VA Could Benefit From Firing Its Bottom 10% Of Underperforming Staff

For too many in media and government who talk about bolstering accountability in the Department of Veterans Affairs, the notion is abstract; a talking point that sounds great for pontificating on how veterans ought to be treated. No matter how many times the public hears a congressional or agency official give assurances that change is coming in VA, it remains impossible for many veterans, in their everyday experiences with VA, to reconcile those assurances against continued evidence of a broken system.

A system where, even in today’s post-Phoenix VA era, a clerk at an admissions desk at the Washington, D.C. VA won’t let a veteran looking for help interrupt her breakfast at the desk. A system where a paralyzed veteran still cannot get a wheelchair ordered timely at the Richmond VA Prosthetics Office due to veteran-unfriendly policies. Both of these things happened to me personally. A system where the failure to fire underperforming employees and senior managers is all too often justified by the notion that “you can’t fire your way to excellence.”

I beg to differ. Fostering sustainable cultural change comes from cutting out the factors hurting an organization, like underperforming employees. Former General Electric CEO Jack Welch achieved excellence by having managers divide their employees every year into three categories: the top 20%, the middle 70%, and the bottom 10%, with that bottom 10 pushed out of the company, also known as “forced ranking.” Other well-known companies that have used a similar approach to separating high performers from low ones in the past include Ford Motor Co., Sun Microsystems, and Cisco Systems, all of which saw improved workforce potential.

Related: The One Problem That Will Make Or Break Trump’s Pick For VA Secretary »

Applying the same philosophy in today’s VA would mean about 34,000 underperforming employees would be dismissed.

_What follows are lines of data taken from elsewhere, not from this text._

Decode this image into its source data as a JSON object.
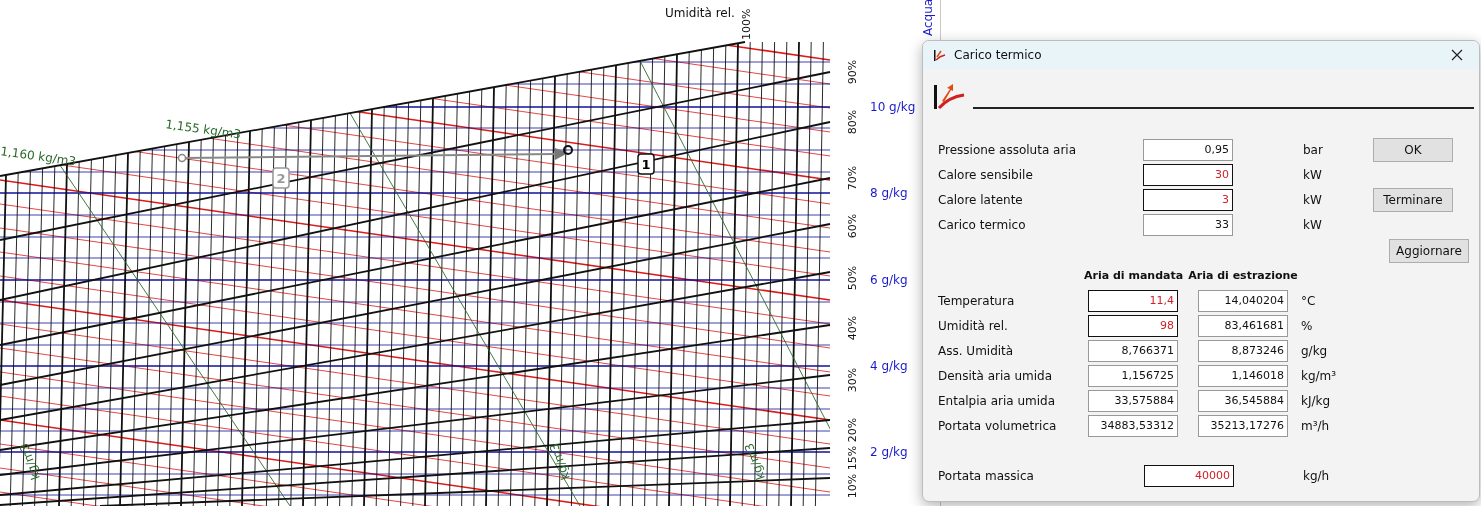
{
  "chart": {
    "title": "Umidità rel.",
    "side_label": "Acqua",
    "rh_labels": [
      "100%",
      "90%",
      "80%",
      "70%",
      "60%",
      "50%",
      "40%",
      "30%",
      "20%",
      "15%",
      "10%"
    ],
    "abs_labels": [
      "10 g/kg",
      "8 g/kg",
      "6 g/kg",
      "4 g/kg",
      "2 g/kg"
    ],
    "density_labels": [
      "1,155 kg/m3",
      "1,160 kg/m3",
      "kg/m3",
      "kg/m3",
      "kg/m3"
    ],
    "markers": [
      "1",
      "2"
    ]
  },
  "dialog": {
    "title": "Carico termico",
    "top_fields": [
      {
        "label": "Pressione assoluta aria",
        "value": "0,95",
        "unit": "bar",
        "editable": false
      },
      {
        "label": "Calore sensibile",
        "value": "30",
        "unit": "kW",
        "editable": true
      },
      {
        "label": "Calore latente",
        "value": "3",
        "unit": "kW",
        "editable": true
      },
      {
        "label": "Carico termico",
        "value": "33",
        "unit": "kW",
        "editable": false
      }
    ],
    "buttons": [
      "OK",
      "Terminare",
      "Aggiornare"
    ],
    "columns": [
      "Aria di mandata",
      "Aria di estrazione"
    ],
    "rows": [
      {
        "label": "Temperatura",
        "supply": {
          "value": "11,4",
          "editable": true
        },
        "exhaust": {
          "value": "14,040204",
          "editable": false
        },
        "unit": "°C"
      },
      {
        "label": "Umidità rel.",
        "supply": {
          "value": "98",
          "editable": true
        },
        "exhaust": {
          "value": "83,461681",
          "editable": false
        },
        "unit": "%"
      },
      {
        "label": "Ass. Umidità",
        "supply": {
          "value": "8,766371",
          "editable": false
        },
        "exhaust": {
          "value": "8,873246",
          "editable": false
        },
        "unit": "g/kg"
      },
      {
        "label": "Densità aria umida",
        "supply": {
          "value": "1,156725",
          "editable": false
        },
        "exhaust": {
          "value": "1,146018",
          "editable": false
        },
        "unit": "kg/m³"
      },
      {
        "label": "Entalpia aria umida",
        "supply": {
          "value": "33,575884",
          "editable": false
        },
        "exhaust": {
          "value": "36,545884",
          "editable": false
        },
        "unit": "kJ/kg"
      },
      {
        "label": "Portata volumetrica",
        "supply": {
          "value": "34883,53312",
          "editable": false
        },
        "exhaust": {
          "value": "35213,17276",
          "editable": false
        },
        "unit": "m³/h"
      }
    ],
    "mass_flow": {
      "label": "Portata massica",
      "value": "40000",
      "unit": "kg/h",
      "editable": true
    }
  }
}
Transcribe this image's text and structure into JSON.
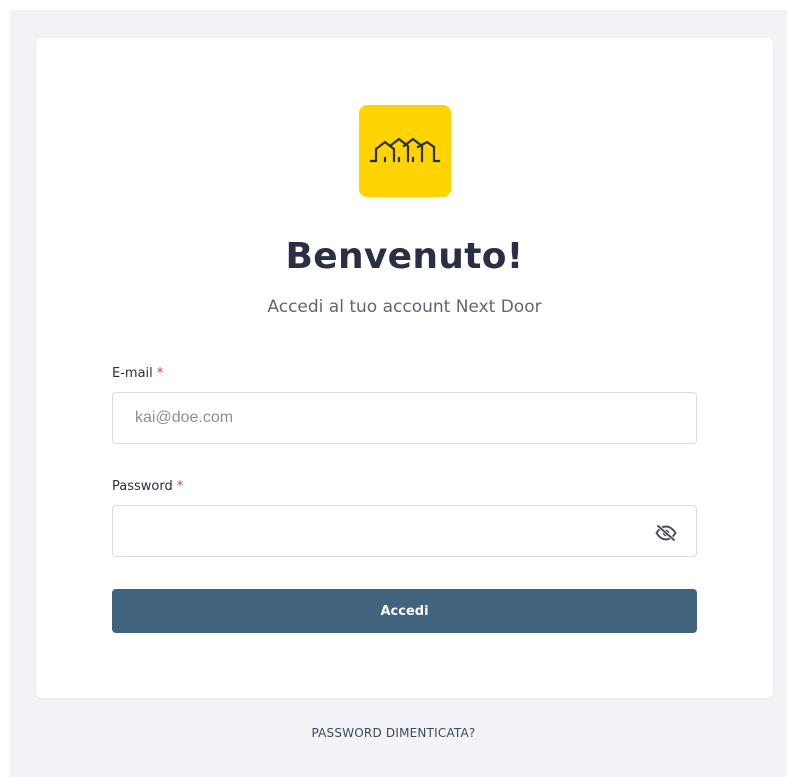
{
  "brand": {
    "logo_icon": "houses-outline-icon",
    "logo_bg_color": "#FFD400",
    "logo_line_color": "#2b2f2f"
  },
  "login": {
    "title": "Benvenuto!",
    "subtitle": "Accedi al tuo account Next Door",
    "email": {
      "label": "E-mail",
      "required_mark": "*",
      "value": "",
      "placeholder": "kai@doe.com"
    },
    "password": {
      "label": "Password",
      "required_mark": "*",
      "value": "",
      "placeholder": "",
      "toggle_icon": "eye-slash-icon"
    },
    "submit_label": "Accedi"
  },
  "footer": {
    "forgot_password_label": "PASSWORD DIMENTICATA?"
  },
  "colors": {
    "page_bg": "#f2f3f7",
    "card_bg": "#ffffff",
    "primary_button": "#42637d",
    "required": "#d23b3b"
  }
}
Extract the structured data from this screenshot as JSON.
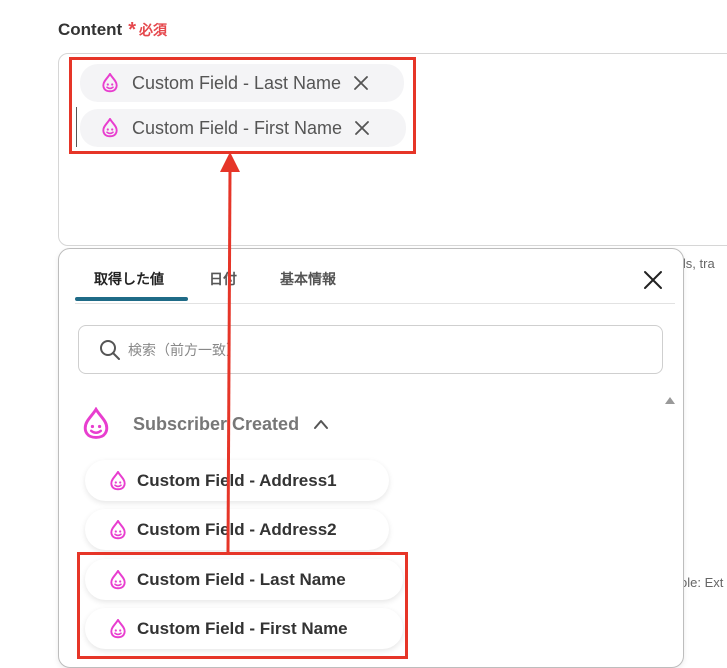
{
  "field": {
    "label": "Content",
    "required_star": "*",
    "required_text": "必須"
  },
  "content_chips": [
    {
      "label": "Custom Field - Last Name",
      "icon": "convertkit-drop-icon",
      "remove_icon": "close-icon"
    },
    {
      "label": "Custom Field - First Name",
      "icon": "convertkit-drop-icon",
      "remove_icon": "close-icon"
    }
  ],
  "background_hints": {
    "right_top": "ils, tra",
    "right_bottom": "ole: Ext"
  },
  "picker": {
    "tabs": [
      {
        "label": "取得した値",
        "active": true
      },
      {
        "label": "日付",
        "active": false
      },
      {
        "label": "基本情報",
        "active": false
      }
    ],
    "close_icon": "close-icon",
    "search_placeholder": "検索（前方一致）",
    "section": {
      "title": "Subscriber Created",
      "icon": "convertkit-drop-icon",
      "expanded": true,
      "chevron_icon": "chevron-up-icon"
    },
    "items": [
      {
        "label": "Custom Field - Address1"
      },
      {
        "label": "Custom Field - Address2"
      },
      {
        "label": "Custom Field - Last Name"
      },
      {
        "label": "Custom Field - First Name"
      }
    ]
  },
  "colors": {
    "highlight": "#e63528",
    "brand_icon": "#e83ecf",
    "tab_active": "#1f6b87",
    "required": "#e5484d"
  }
}
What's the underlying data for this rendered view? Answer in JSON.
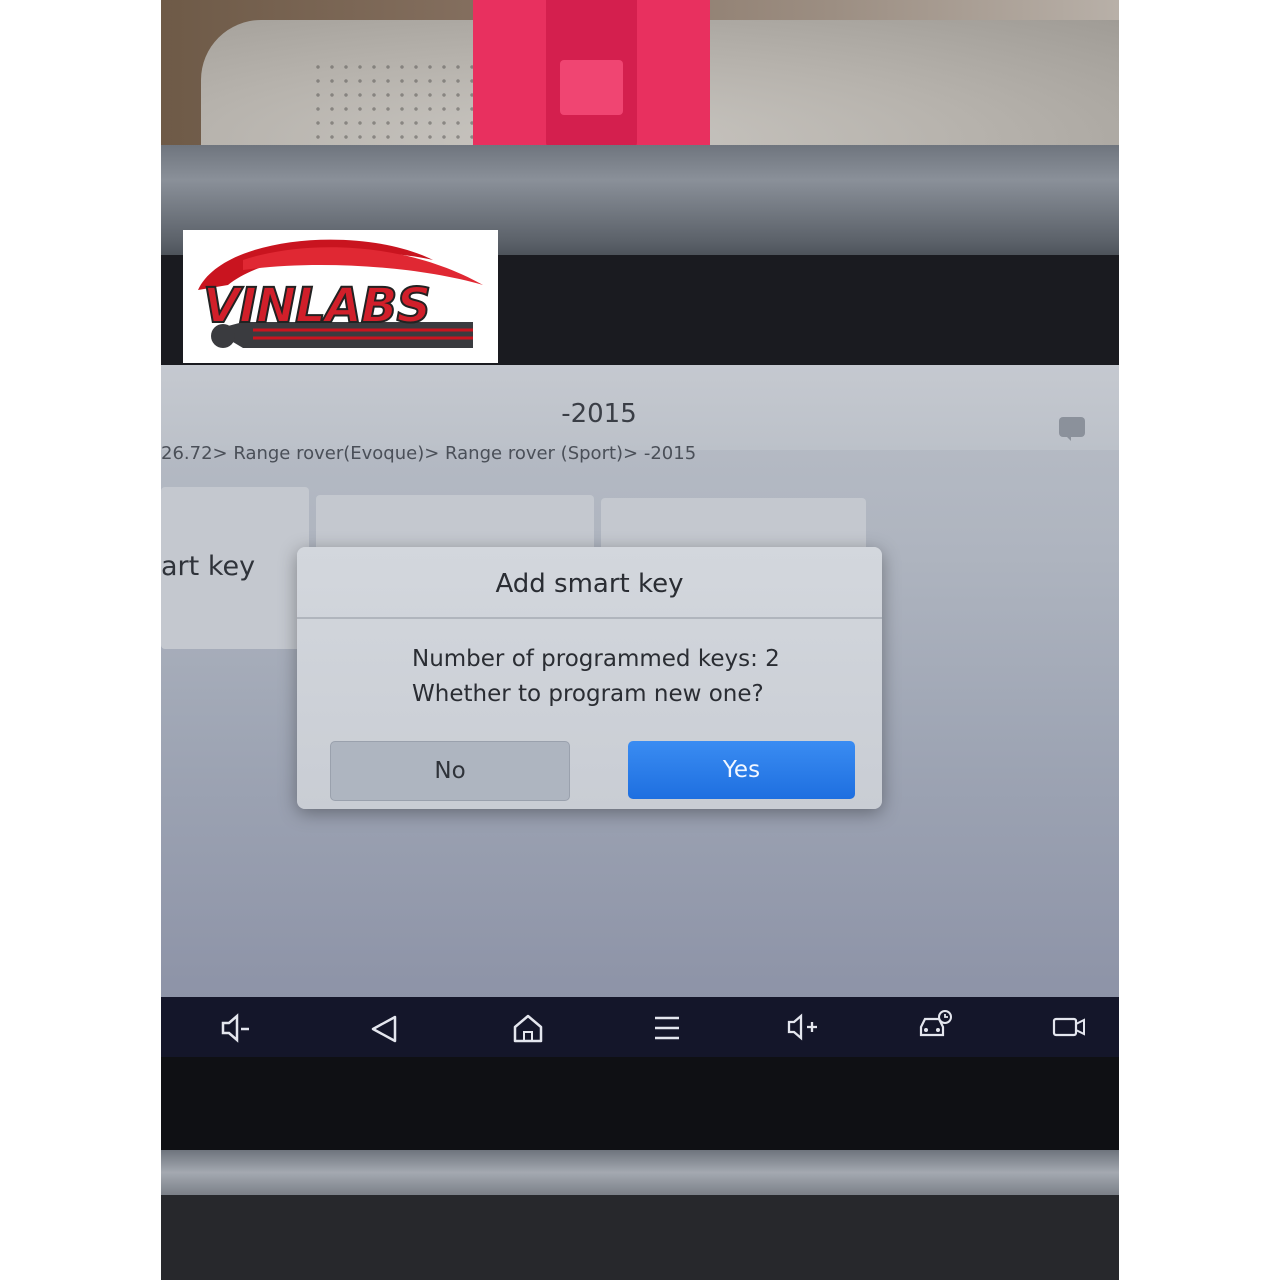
{
  "screen": {
    "title": "-2015",
    "breadcrumb": "26.72> Range rover(Evoque)> Range rover (Sport)> -2015",
    "tile_label": "art key"
  },
  "dialog": {
    "title": "Add smart key",
    "line1": "Number of programmed keys: 2",
    "line2": "Whether to program new one?",
    "no_label": "No",
    "yes_label": "Yes"
  },
  "navbar": {
    "items": [
      "volume-down-icon",
      "back-icon",
      "home-icon",
      "menu-icon",
      "volume-up-icon",
      "vehicle-diagnostic-icon",
      "screen-record-icon"
    ]
  },
  "logo": {
    "text": "VINLABS"
  },
  "colors": {
    "yes_button": "#1e6fe0",
    "no_button": "#aeb5c0",
    "logo_red": "#d11f2a",
    "navbar": "#14162a"
  }
}
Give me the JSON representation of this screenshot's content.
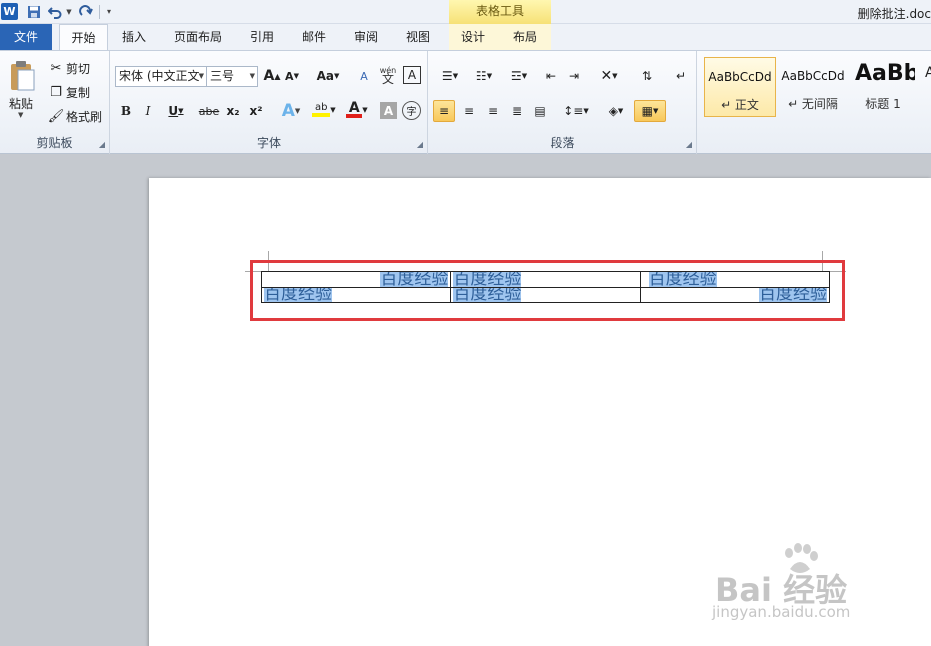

Not transferred or demoted or “detailed” to some temporary safe haven in a VISN office somewhere. While the idea of firing an organization into excellence does bear consequences, particularly if used over a long period, some process that allows for the timely dismissal of low performing employees when measured against their higher performing peers does have a place in this discussion where other less dramatic measures have not been effective.

The counterargument against such measures is based on the fear that sweeping terminations is tantamount to a witch hunt, which is a reasonable concern. Politics, cronyism, retaliation, and intimidation could threaten due process rights for good employees who work for unethical supervisors in a system that would allow for easier terminations, just as much as it does under today’s system. Ironically, however, it is those unethical superiors and VA employees of their ilk who have enjoyed the greatest protections under the current system, forcing good employees to tolerate a culture that shields the low performance standards, bad behavior, and moral hazard that has come to typify VA in the eyes of many. A 2005 Harvard Business Review made the case that “orced ranking is the antidote to the problems of inflated rating and the failure to differentiate that many organizations have installed to help bring the truth into the performance management process.”

Speaking of protections under the current system itself, it reportedly takes six months to a year to remove a permanent civil servant in the federal government, often times even longer, according to the U.S. Government Accountability Office. Even in cases where reasonable minds likely agree that immediate termination is warranted, VA’s civil service rules undermine accountability in the department. The fact remains over 80% of the cases filed before the Merit Systems Protection Board by VA employees result in affirmed decisions. This means a bad actor or under performer who’s been terminated is almost guaranteed to collect a few more paychecks even though a termination is likely to be upheld on appeal. Two cases in point are the VA employee who pled guilty to an armed robbery and the nurse who participated in a veteran’s surgery while intoxicated. Both individuals continued to collect paychecks instead of being fired immediately. Calling it a witch hunt doesn’t mean there aren’t witches; in this case, bad actors need to be identified and dealt with fairly and swiftly if VA culture is to improve.

The question is how. The best answer may be the one brought forth by House Committee on Veterans’ Affairs Chairman Phil Roe, who introduced the VA Accountability First Act of 2017 in late February. The bill would provide the VA secretary the unprecedented flexibility to deal with underperforming employees and reward high performers. It would also better protect whistleblowers, reduce federal pensions for convicted ex-employees, and recoup bonuses from employees who engaged in misconduct or poor performance. No bill will be a panacea for the entire accountability problem, but it’s the best measure proposed so far.

I can think of no more apropos application of education leaders Steve Gruenert and Todd Whitaker’s truism in today’s VA: “The culture of any organization is shaped by the worst behavior the leader is willing to tolerate.” Fortunately, the new VA Secretary, Dr. David Shulkin, appears ready to take measures to tolerate bad actors and under performers in VA no more, with the help of the White House and Congress, who collectively must answer to impatiently waiting veterans.